At Yale, A Place To Stay For Frosh

For first time, freshman dorms assigned sister residential colleges

Harvard freshmen without friends at Yale won’t have to sleep on a park bench during this year’s Harvard-Yale weekend.

While the upperclassmen Houses have always been paired with residential colleges at Yale, this year, for the first time, freshmen dorms will also be paired with upperclass Houses and their respective Yale sister colleges, according to Dean of Freshmen Thomas A. Dingman ’67.

Because Yale’s residential college system includes freshmen, Dingman said adding Harvard first years to the mix makes sense. Prior to the change, freshmen had to rely on social networks to find a place to sleep.

Under the new system, freshmen can have a place at a tailgate and can unfurl their sleeping bags in the common rooms of their sister colleges.

The new associations are part of a series of measures in which the College administration hopes to increase its involvement in the Harvard-Yale festivities.

At last year’s Game, for the first time, the College hosted a regulated and centralized tailgate for students of both Universities on Ohiri field, near Harvard’s football stadium.

In addition to encouraging freshmen to party with their upperclassmen peers at the tailgates, the College is also planning to publish an activities guide for the weekend in New Haven and hopes to have a large pep-rally in Cambridge during the week leading up to The Game, Campus Life Fellow Justin H. Haan ’05 said.

“[The guide] would basically, as I understand it now, be all encompassing, from concerts to club parties being thrown at New Haven clubs and bars which I know is something a couple of Harvard students are working on,” Haan said.

According to Haan, House Committees (HoCos) have been receptive to the idea of incorporating freshmen into their tailgating festivities.

“At some point this week we’re going to encourage HoCos to directly contact freshmen dorms through the freshmen dorm lists to make sure they know their tailgates are available to them,” Haan said.

In addition to welcoming freshmen, the HoCos are banding together to save money on truck rentals and liquor supplies.

“We all realized that we wanted the same things and pooling our resources would be a lot more efficient and cost-beneficial,” Adams House HoCo Co-Chair Kangni “Connie” Zong ’06 wrote in an e-mail.

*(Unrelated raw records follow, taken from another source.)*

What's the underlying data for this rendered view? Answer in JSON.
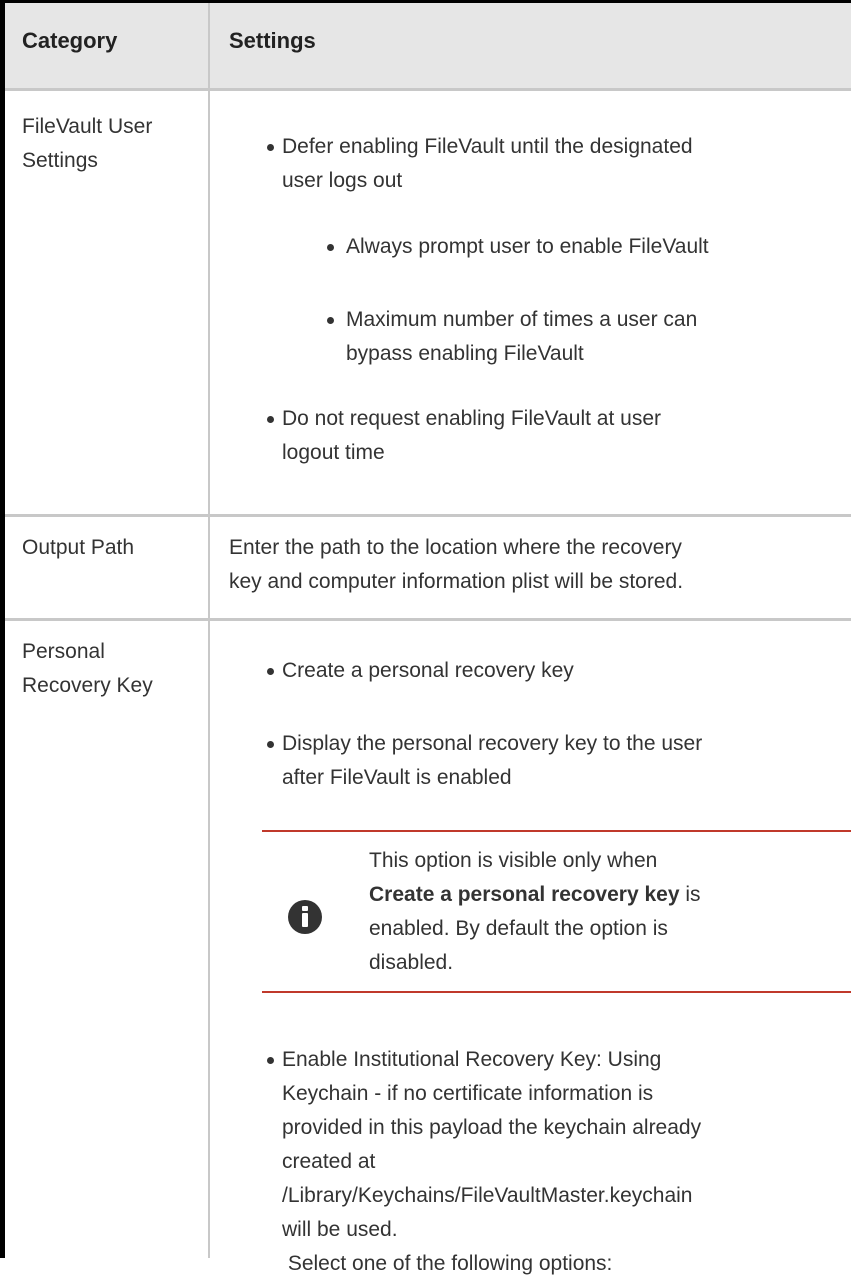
{
  "table": {
    "headers": {
      "category": "Category",
      "settings": "Settings"
    },
    "rows": [
      {
        "category": [
          "FileVault User",
          "Settings"
        ],
        "items": [
          [
            "Defer enabling FileVault until the designated",
            "user logs out"
          ],
          [
            "Always prompt user to enable FileVault"
          ],
          [
            "Maximum number of times a user can",
            "bypass enabling FileVault"
          ],
          [
            "Do not request enabling FileVault at user",
            "logout time"
          ]
        ]
      },
      {
        "category": [
          "Output Path"
        ],
        "text": [
          "Enter the path to the location where the recovery",
          "key and computer information plist will be stored."
        ]
      },
      {
        "category": [
          "Personal",
          "Recovery Key"
        ],
        "items": [
          [
            "Create a personal recovery key"
          ],
          [
            "Display the personal recovery key to the user",
            "after FileVault is enabled"
          ]
        ],
        "note": {
          "line1": "This option is visible only when",
          "bold": "Create a personal recovery key",
          "line2_rest": " is",
          "line3": "enabled. By default the option is",
          "line4": "disabled."
        },
        "items_after_note": [
          [
            "Enable Institutional Recovery Key: Using",
            "Keychain - if no certificate information is",
            "provided in this payload the keychain already",
            "created at",
            "/Library/Keychains/FileVaultMaster.keychain",
            "will be used.",
            " Select one of the following options:"
          ]
        ]
      }
    ]
  },
  "colors": {
    "header_bg": "#e6e6e6",
    "grid": "#c8c8c8",
    "note_rule": "#c0392b",
    "text": "#333333"
  },
  "icons": {
    "note": "info-icon"
  }
}
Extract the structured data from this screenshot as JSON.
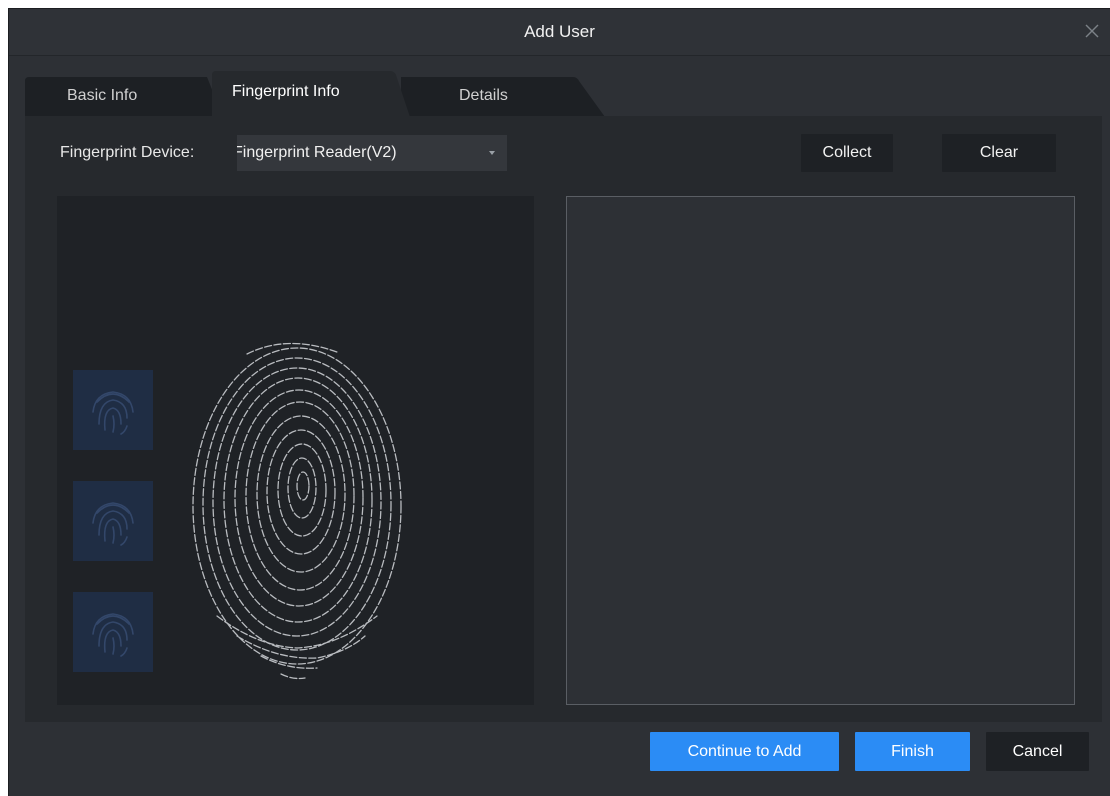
{
  "dialog": {
    "title": "Add User",
    "close_icon": "close-icon"
  },
  "tabs": [
    {
      "label": "Basic Info",
      "active": false
    },
    {
      "label": "Fingerprint Info",
      "active": true
    },
    {
      "label": "Details",
      "active": false
    }
  ],
  "fingerprint": {
    "device_label": "Fingerprint Device:",
    "device_value": "Fingerprint Reader(V2)",
    "collect_label": "Collect",
    "clear_label": "Clear",
    "thumbnail_icon": "fingerprint-icon",
    "thumbnail_count": 3
  },
  "footer": {
    "continue_label": "Continue to Add",
    "finish_label": "Finish",
    "cancel_label": "Cancel"
  },
  "colors": {
    "background": "#2d3035",
    "panel": "#26292d",
    "primary": "#2b8cf5",
    "dark_button": "#1e2125",
    "thumbnail": "#1f2d44"
  }
}
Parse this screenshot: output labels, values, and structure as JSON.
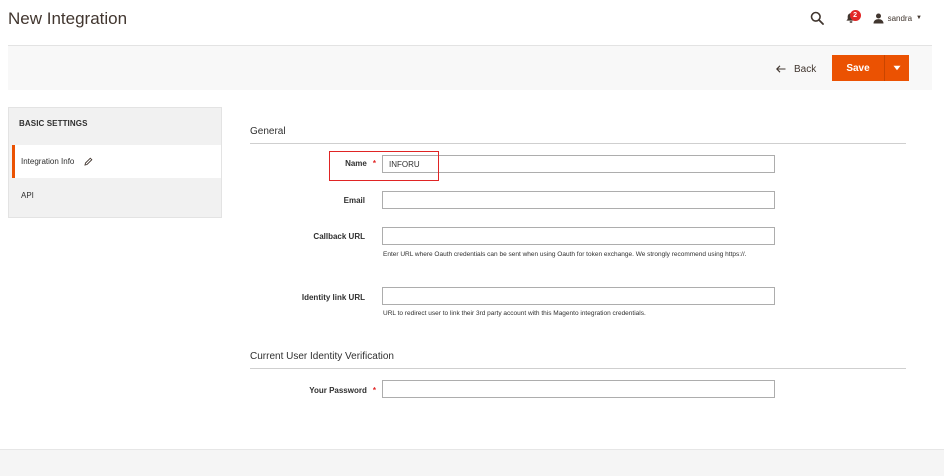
{
  "header": {
    "title": "New Integration",
    "notification_count": "2",
    "username": "sandra"
  },
  "actions": {
    "back_label": "Back",
    "save_label": "Save"
  },
  "sidebar": {
    "heading": "BASIC SETTINGS",
    "items": [
      {
        "label": "Integration Info",
        "active": true
      },
      {
        "label": "API",
        "active": false
      }
    ]
  },
  "form": {
    "general_title": "General",
    "name": {
      "label": "Name",
      "value": "INFORU",
      "required": true
    },
    "email": {
      "label": "Email",
      "value": ""
    },
    "callback_url": {
      "label": "Callback URL",
      "value": "",
      "note": "Enter URL where Oauth credentials can be sent when using Oauth for token exchange. We strongly recommend using https://."
    },
    "identity_link_url": {
      "label": "Identity link URL",
      "value": "",
      "note": "URL to redirect user to link their 3rd party account with this Magento integration credentials."
    },
    "verification_title": "Current User Identity Verification",
    "password": {
      "label": "Your Password",
      "value": "",
      "required": true
    }
  },
  "colors": {
    "accent": "#eb5202",
    "required": "#e22626",
    "highlight": "#e02424"
  }
}
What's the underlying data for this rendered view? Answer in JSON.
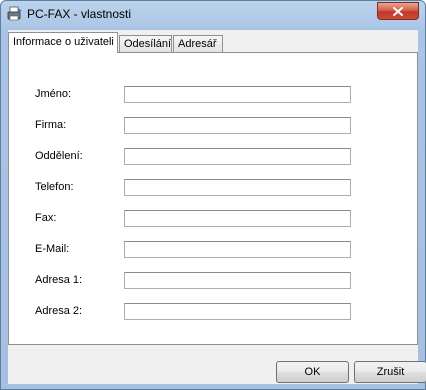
{
  "window": {
    "title": "PC-FAX - vlastnosti"
  },
  "tabs": [
    {
      "label": "Informace o uživateli"
    },
    {
      "label": "Odesílání"
    },
    {
      "label": "Adresář"
    }
  ],
  "form": {
    "fields": [
      {
        "label": "Jméno:",
        "value": ""
      },
      {
        "label": "Firma:",
        "value": ""
      },
      {
        "label": "Oddělení:",
        "value": ""
      },
      {
        "label": "Telefon:",
        "value": ""
      },
      {
        "label": "Fax:",
        "value": ""
      },
      {
        "label": "E-Mail:",
        "value": ""
      },
      {
        "label": "Adresa 1:",
        "value": ""
      },
      {
        "label": "Adresa 2:",
        "value": ""
      }
    ]
  },
  "buttons": {
    "ok": "OK",
    "cancel": "Zrušit"
  },
  "icons": {
    "app": "fax-printer-icon",
    "close": "close-icon"
  },
  "colors": {
    "close_button": "#c0392b",
    "titlebar": "#a9c4e4"
  }
}
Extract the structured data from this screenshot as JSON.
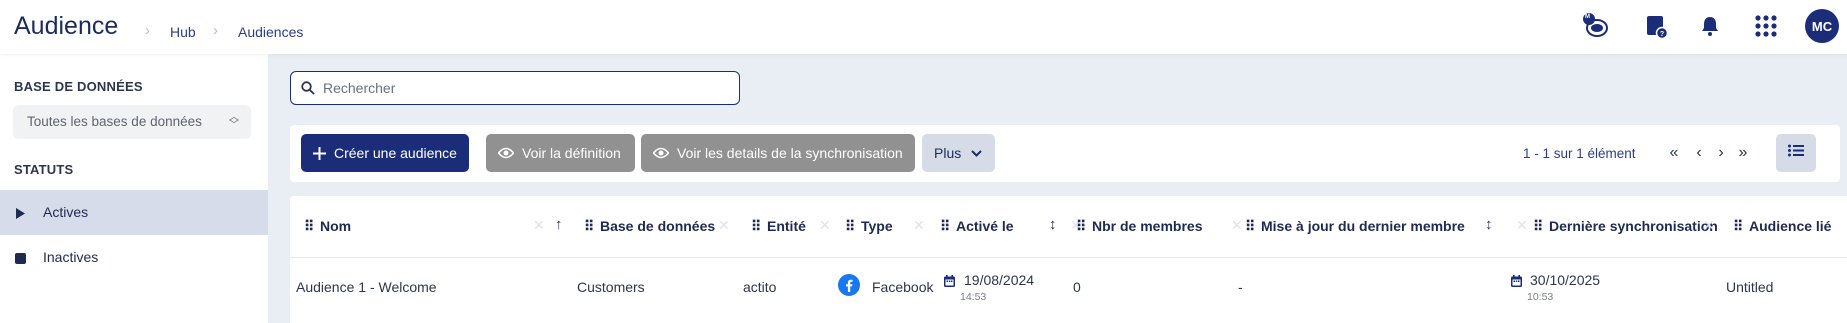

Haan estimated that the savings per HoCo would total about $150 but also said that the collaboration would ensure that the HoCos are able to follow all alcohol transportation laws by purchasing from a distributor in New Haven.

“Given the budget HoCos are working with, that’s $150 that can be put to better use,” Haan said.

This year’s increased involvement by Harvard College comes as Yale tightens the reins on the weekend’s revelry.

Last week, Yale announced that on-campus parties with more than 20 students will be prohibited the night before The Game by edict of the Yale Council of Masters. The masters cited concerns about property damage as the reason for the new measures. Additionally, Yale announced that new tailgate rules will be in effect for this year’s game day, ending the tailgates at the end of halftime and banning drinking games.

An alcohol-free dance party hosted by the student council is planned for Yale’s central dining hall—The Commons.

—Staff writer Joshua P. Rogers can be reached at jprogers@fas.harvard.edu